A balanced meat-free diet can be varied, delicious and healthy. If you are thinking of becoming vegetarian (or vegan, with no eggs, dairy and in some cases, honey) here are a few basics to keep in mind. It’s also a handy reference for “accidental vegetarians”, omnivores who only eat meat once or twice a month.
There are three primary vegetable/vegan sources of protein – beans/legumes, nuts/seeds and grains. Dairy also contains protein. However all 4 sources do not have every amino acid that is needed to make a complete protein. Popular consensus has swung from needing at least two out of four sources in one meal to get total protein, to having at least two different types of vegetarian protein over the entire day. For ovo-vegetarians, eggs are the only complete protein (don’t need to be combined with other vegetarian protein sources) and make a handy energy hit.
All vegetarian protein sources contain calcium, not just dairy. In fact, the myth that dairy is the “best” source of calcium can be misleading. Vegans in particular should include regular serves of – seeds, nuts, tahini, beans, soy products, figs, seaweed (especially kombu and nori), figs and green leafy vegetables. Muesli, hommos, bean salad, and fig and nut balls – all make high calcium (and often protein) snacks. Remember to avoid caffeine within 2 hours of meal or supplements and cut out soft drinks, for maximum absorption.
More information on building strong bones.
Carnivore fact: Did you know a high meat/protein diet can decrease your calcium/bone density levels?
Not everyone is efficient in converting non-animal sources of iron into the most bio-available form in the body. It is a good idea to get an annual blood test to check both your iron levels and iron storage (ferritin). Best vegetarian iron sources include – nori, lentils, seeds, peaches, apricots, brown rice, beans and barley. Eggs have some iron as well. Unfortunately tannins, oxalates (e.g. in spinach) and phytates (in those wonderful wholefoods) can decrease absorption – another reason to keep an eye on your blood levels, even for meat eaters. Vitamin C helps your body take up iron from food, take 250 mg with iron rich meals.
More information on sources of iron and anaemia.
Carnivore fact: Many omnivores have low iron levels; food allergies, caffeine consumption and over exercising are some common lifestyle causes.
This vitamin is found only in animal foods (including eggs and dairy) so this means vegans need to supplement their intake with at least 2.4 micrograms/day. While the body can store this vitamin for years, low levels leads to exhaustion and even irreversible nerve damage.
Carnivore fact: More meat eaters than vegans are diagnosed with low B12 levels. Low stomach acid and some pharmaceutical drugs (including the contraceptive pill) can interfere with B12 absorption and use.
Vegan myth: spirulina contains B12. Unfortunately the type of B12 in spirulina is not one we can use and may block our ability to absorb the B12 we need!
How to become vegetarian
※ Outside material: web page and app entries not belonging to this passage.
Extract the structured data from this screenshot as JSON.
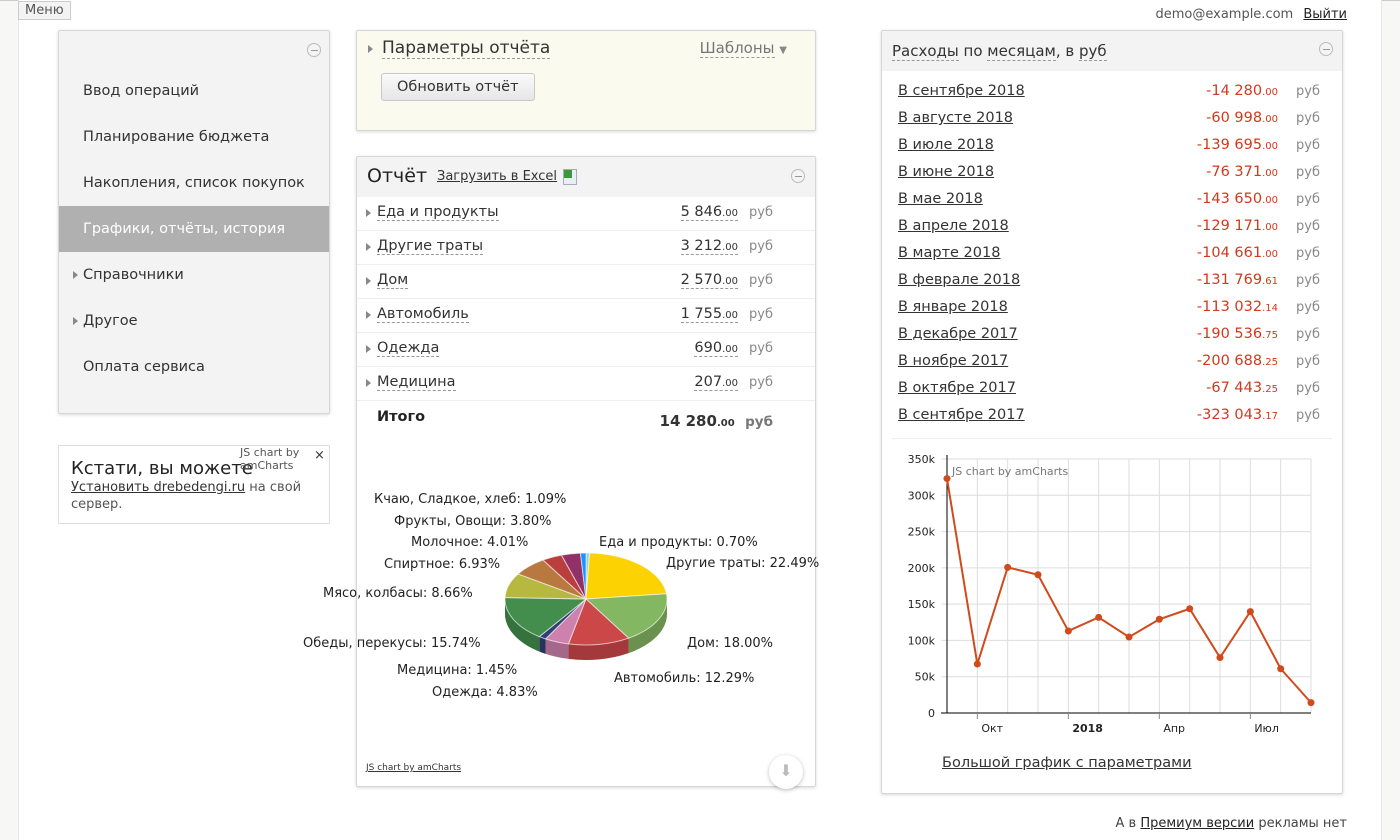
{
  "topbar": {
    "menu": "Меню",
    "user": "demo@example.com",
    "logout": "Выйти"
  },
  "sidebar": {
    "items": [
      {
        "label": "Ввод операций",
        "active": false,
        "expandable": false
      },
      {
        "label": "Планирование бюджета",
        "active": false,
        "expandable": false
      },
      {
        "label": "Накопления, список покупок",
        "active": false,
        "expandable": false
      },
      {
        "label": "Графики, отчёты, история",
        "active": true,
        "expandable": false
      },
      {
        "label": "Справочники",
        "active": false,
        "expandable": true
      },
      {
        "label": "Другое",
        "active": false,
        "expandable": true
      },
      {
        "label": "Оплата сервиса",
        "active": false,
        "expandable": false
      }
    ]
  },
  "widget": {
    "title": "Кстати, вы можете",
    "link": "Установить drebedengi.ru",
    "rest": " на свой сервер.",
    "credit": "JS chart by amCharts",
    "close": "×"
  },
  "params": {
    "title": "Параметры отчёта",
    "templates": "Шаблоны",
    "refresh": "Обновить отчёт"
  },
  "report": {
    "title": "Отчёт",
    "excel": "Загрузить в Excel",
    "currency": "руб",
    "rows": [
      {
        "name": "Еда и продукты",
        "int": "5 846",
        "dec": ".00"
      },
      {
        "name": "Другие траты",
        "int": "3 212",
        "dec": ".00"
      },
      {
        "name": "Дом",
        "int": "2 570",
        "dec": ".00"
      },
      {
        "name": "Автомобиль",
        "int": "1 755",
        "dec": ".00"
      },
      {
        "name": "Одежда",
        "int": "690",
        "dec": ".00"
      },
      {
        "name": "Медицина",
        "int": "207",
        "dec": ".00"
      }
    ],
    "total_label": "Итого",
    "total_int": "14 280",
    "total_dec": ".00",
    "credit": "JS chart by amCharts"
  },
  "expenses": {
    "title_a": "Расходы",
    "title_b": " по ",
    "title_c": "месяцам",
    "title_d": ", в ",
    "title_e": "руб",
    "currency": "руб",
    "rows": [
      {
        "month": "В сентябре 2018",
        "int": "-14 280",
        "dec": ".00"
      },
      {
        "month": "В августе 2018",
        "int": "-60 998",
        "dec": ".00"
      },
      {
        "month": "В июле 2018",
        "int": "-139 695",
        "dec": ".00"
      },
      {
        "month": "В июне 2018",
        "int": "-76 371",
        "dec": ".00"
      },
      {
        "month": "В мае 2018",
        "int": "-143 650",
        "dec": ".00"
      },
      {
        "month": "В апреле 2018",
        "int": "-129 171",
        "dec": ".00"
      },
      {
        "month": "В марте 2018",
        "int": "-104 661",
        "dec": ".00"
      },
      {
        "month": "В феврале 2018",
        "int": "-131 769",
        "dec": ".61"
      },
      {
        "month": "В январе 2018",
        "int": "-113 032",
        "dec": ".14"
      },
      {
        "month": "В декабре 2017",
        "int": "-190 536",
        "dec": ".75"
      },
      {
        "month": "В ноябре 2017",
        "int": "-200 688",
        "dec": ".25"
      },
      {
        "month": "В октябре 2017",
        "int": "-67 443",
        "dec": ".25"
      },
      {
        "month": "В сентябре 2017",
        "int": "-323 043",
        "dec": ".17"
      }
    ],
    "big_chart_link": "Большой график с параметрами"
  },
  "footer": {
    "a": "А в ",
    "link": "Премиум версии",
    "b": " рекламы нет"
  },
  "chart_data": [
    {
      "type": "pie",
      "credit": "JS chart by amCharts",
      "slices": [
        {
          "label": "Еда и продукты: 0.70%",
          "value": 0.7,
          "color": "#8fd3f5"
        },
        {
          "label": "Другие траты: 22.49%",
          "value": 22.49,
          "color": "#fcd202"
        },
        {
          "label": "Дом: 18.00%",
          "value": 18.0,
          "color": "#84b761"
        },
        {
          "label": "Автомобиль: 12.29%",
          "value": 12.29,
          "color": "#cc4748"
        },
        {
          "label": "Одежда: 4.83%",
          "value": 4.83,
          "color": "#cd82ad"
        },
        {
          "label": "Медицина: 1.45%",
          "value": 1.45,
          "color": "#2f4074"
        },
        {
          "label": "Обеды, перекусы: 15.74%",
          "value": 15.74,
          "color": "#448e4d"
        },
        {
          "label": "Мясо, колбасы: 8.66%",
          "value": 8.66,
          "color": "#b7b83f"
        },
        {
          "label": "Спиртное: 6.93%",
          "value": 6.93,
          "color": "#b9783f"
        },
        {
          "label": "Молочное: 4.01%",
          "value": 4.01,
          "color": "#b93e3d"
        },
        {
          "label": "Фрукты, Овощи: 3.80%",
          "value": 3.8,
          "color": "#913167"
        },
        {
          "label": "Кчаю, Сладкое, хлеб: 1.09%",
          "value": 1.09,
          "color": "#1e90ff"
        }
      ]
    },
    {
      "type": "line",
      "credit": "JS chart by amCharts",
      "color": "#d04a1c",
      "x": [
        "2017-09",
        "2017-10",
        "2017-11",
        "2017-12",
        "2018-01",
        "2018-02",
        "2018-03",
        "2018-04",
        "2018-05",
        "2018-06",
        "2018-07",
        "2018-08",
        "2018-09"
      ],
      "y": [
        323043.17,
        67443.25,
        200688.25,
        190536.75,
        113032.14,
        131769.61,
        104661,
        129171,
        143650,
        76371,
        139695,
        60998,
        14280
      ],
      "ylim": [
        0,
        350000
      ],
      "yticks": [
        "0",
        "50k",
        "100k",
        "150k",
        "200k",
        "250k",
        "300k",
        "350k"
      ],
      "xticks": [
        {
          "label": "Окт",
          "at": "2017-10",
          "bold": false
        },
        {
          "label": "2018",
          "at": "2018-01",
          "bold": true
        },
        {
          "label": "Апр",
          "at": "2018-04",
          "bold": false
        },
        {
          "label": "Июл",
          "at": "2018-07",
          "bold": false
        }
      ],
      "grid": true
    }
  ]
}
There is no right or wrong way to become vegetarian. While some people ease into a new diet gradually by stopping cooking meat at home and only eating it on special occasions, for others it’s a case of ‘all or nothing’. When making a diet change for health reasons (rather than strictly ethical), an in-between ‘meat-free plus seafood’ diet is an option. Though technically not vegetarian, it provides an easy compromise.
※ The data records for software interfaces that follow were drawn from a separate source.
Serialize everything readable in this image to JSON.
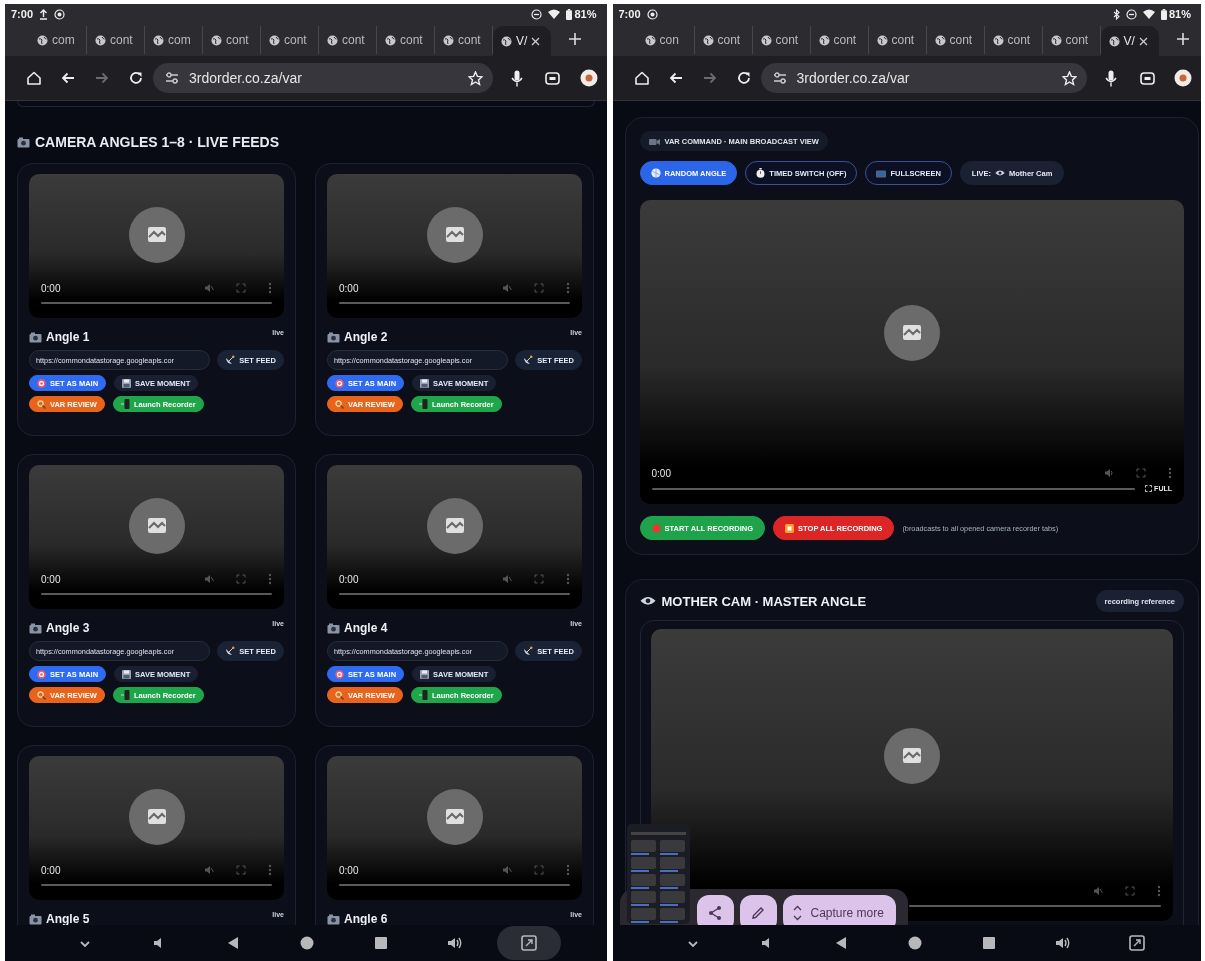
{
  "screens": [
    {
      "status_bar": {
        "time": "7:00",
        "upload_notification": true,
        "bluetooth": false,
        "battery": "81%"
      },
      "tabs": [
        {
          "label": "com",
          "selected": false
        },
        {
          "label": "cont",
          "selected": false
        },
        {
          "label": "com",
          "selected": false
        },
        {
          "label": "cont",
          "selected": false
        },
        {
          "label": "cont",
          "selected": false
        },
        {
          "label": "cont",
          "selected": false
        },
        {
          "label": "cont",
          "selected": false
        },
        {
          "label": "cont",
          "selected": false
        },
        {
          "label": "V/",
          "selected": true
        }
      ],
      "toolbar": {
        "url": "3rdorder.co.za/var",
        "forward_disabled": true
      },
      "content": {
        "kind": "angles",
        "heading": "CAMERA ANGLES 1–8 · LIVE FEEDS",
        "cards": [
          {
            "title": "Angle 1",
            "badge": "live",
            "time": "0:00",
            "url": "https://commondatastorage.googleapis.cor",
            "buttons": [
              {
                "label": "SET FEED",
                "kind": "feed"
              },
              {
                "label": "SET AS MAIN",
                "kind": "main"
              },
              {
                "label": "SAVE MOMENT",
                "kind": "save"
              },
              {
                "label": "VAR REVIEW",
                "kind": "review"
              },
              {
                "label": "Launch Recorder",
                "kind": "recorder"
              }
            ]
          },
          {
            "title": "Angle 2",
            "badge": "live",
            "time": "0:00",
            "url": "https://commondatastorage.googleapis.cor",
            "buttons": [
              {
                "label": "SET FEED",
                "kind": "feed"
              },
              {
                "label": "SET AS MAIN",
                "kind": "main"
              },
              {
                "label": "SAVE MOMENT",
                "kind": "save"
              },
              {
                "label": "VAR REVIEW",
                "kind": "review"
              },
              {
                "label": "Launch Recorder",
                "kind": "recorder"
              }
            ]
          },
          {
            "title": "Angle 3",
            "badge": "live",
            "time": "0:00",
            "url": "https://commondatastorage.googleapis.cor",
            "buttons": [
              {
                "label": "SET FEED",
                "kind": "feed"
              },
              {
                "label": "SET AS MAIN",
                "kind": "main"
              },
              {
                "label": "SAVE MOMENT",
                "kind": "save"
              },
              {
                "label": "VAR REVIEW",
                "kind": "review"
              },
              {
                "label": "Launch Recorder",
                "kind": "recorder"
              }
            ]
          },
          {
            "title": "Angle 4",
            "badge": "live",
            "time": "0:00",
            "url": "https://commondatastorage.googleapis.cor",
            "buttons": [
              {
                "label": "SET FEED",
                "kind": "feed"
              },
              {
                "label": "SET AS MAIN",
                "kind": "main"
              },
              {
                "label": "SAVE MOMENT",
                "kind": "save"
              },
              {
                "label": "VAR REVIEW",
                "kind": "review"
              },
              {
                "label": "Launch Recorder",
                "kind": "recorder"
              }
            ]
          },
          {
            "title": "Angle 5",
            "badge": "live",
            "time": "0:00"
          },
          {
            "title": "Angle 6",
            "badge": "live",
            "time": "0:00"
          }
        ]
      },
      "nav_pressed": true
    },
    {
      "status_bar": {
        "time": "7:00",
        "upload_notification": false,
        "bluetooth": true,
        "battery": "81%"
      },
      "tabs": [
        {
          "label": "con",
          "selected": false
        },
        {
          "label": "cont",
          "selected": false
        },
        {
          "label": "cont",
          "selected": false
        },
        {
          "label": "cont",
          "selected": false
        },
        {
          "label": "cont",
          "selected": false
        },
        {
          "label": "cont",
          "selected": false
        },
        {
          "label": "cont",
          "selected": false
        },
        {
          "label": "cont",
          "selected": false
        },
        {
          "label": "V/",
          "selected": true
        }
      ],
      "toolbar": {
        "url": "3rdorder.co.za/var",
        "forward_disabled": true
      },
      "content": {
        "kind": "command",
        "header": "VAR COMMAND · MAIN BROADCAST VIEW",
        "controls": [
          {
            "label": "RANDOM ANGLE",
            "kind": "random"
          },
          {
            "label": "TIMED SWITCH (OFF)",
            "kind": "timer"
          },
          {
            "label": "FULLSCREEN",
            "kind": "fullscreen"
          }
        ],
        "live": {
          "label": "LIVE:",
          "source": "Mother Cam"
        },
        "main_video": {
          "time": "0:00",
          "full_label": "FULL"
        },
        "recording": [
          {
            "label": "START ALL RECORDING",
            "kind": "start"
          },
          {
            "label": "STOP ALL RECORDING",
            "kind": "stop"
          }
        ],
        "note": "(broadcasts to all opened camera recorder tabs)",
        "master": {
          "title": "MOTHER CAM · MASTER ANGLE",
          "badge": "recording reference"
        },
        "capture": {
          "label": "Capture more"
        }
      },
      "nav_pressed": false
    }
  ]
}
If you are choosing to be strictly vego, check out some of the websites and books below for ideas on diet and nutrition. If you are not a confident cook, or all your favourite dishes revolve around meat, consider doing a vegetarian, grains or legumes based cooking course. (Check your local organic store to see if they have brochures for classes).
It is a good idea to tell your friends and family that you have changed your diet and ask for their support. If they don’t know what to cook, make some suggestions or offer to bring part of the meal.
Eating out as a vegetarian in a city like Melbourne is relatively easy. Some top end restaurants even have a separate vegetarian menu but they only bring out if you ask for it. Asian and Middle Eastern cuisines have lots of legumes and wholegrains, Lebanese restaurants often have a vegetarian platter with stuffed vine leaves, dips and salads. For a special meal at an expensive restaurant it is always a good idea to call them first to let them know about your diet. If you are traveling overseas or interstate, do some searching online to find good vegetarian options in an unfamiliar city. Remember to book a vegetarian or vegan meal with your air ticket when flying.
Vegan and vegetarian resources
The best cookbook for a new vegetarian cook: Veg In by Flip Shelton.
Inventive recipes to extend your vegetarian repertoire: Feel Good Food by Tony Chiodo. (Note it does contain a few non-vegetarian dishes but overall the recipes are 90% vegan).
Lisa Dempster’s on How to Go Vegan
For good information about vegetarian diet and lifestyle, the UK Vegetarian Society is the pick of the bunch.
Also from the UK the Vegan Society is a useful resource.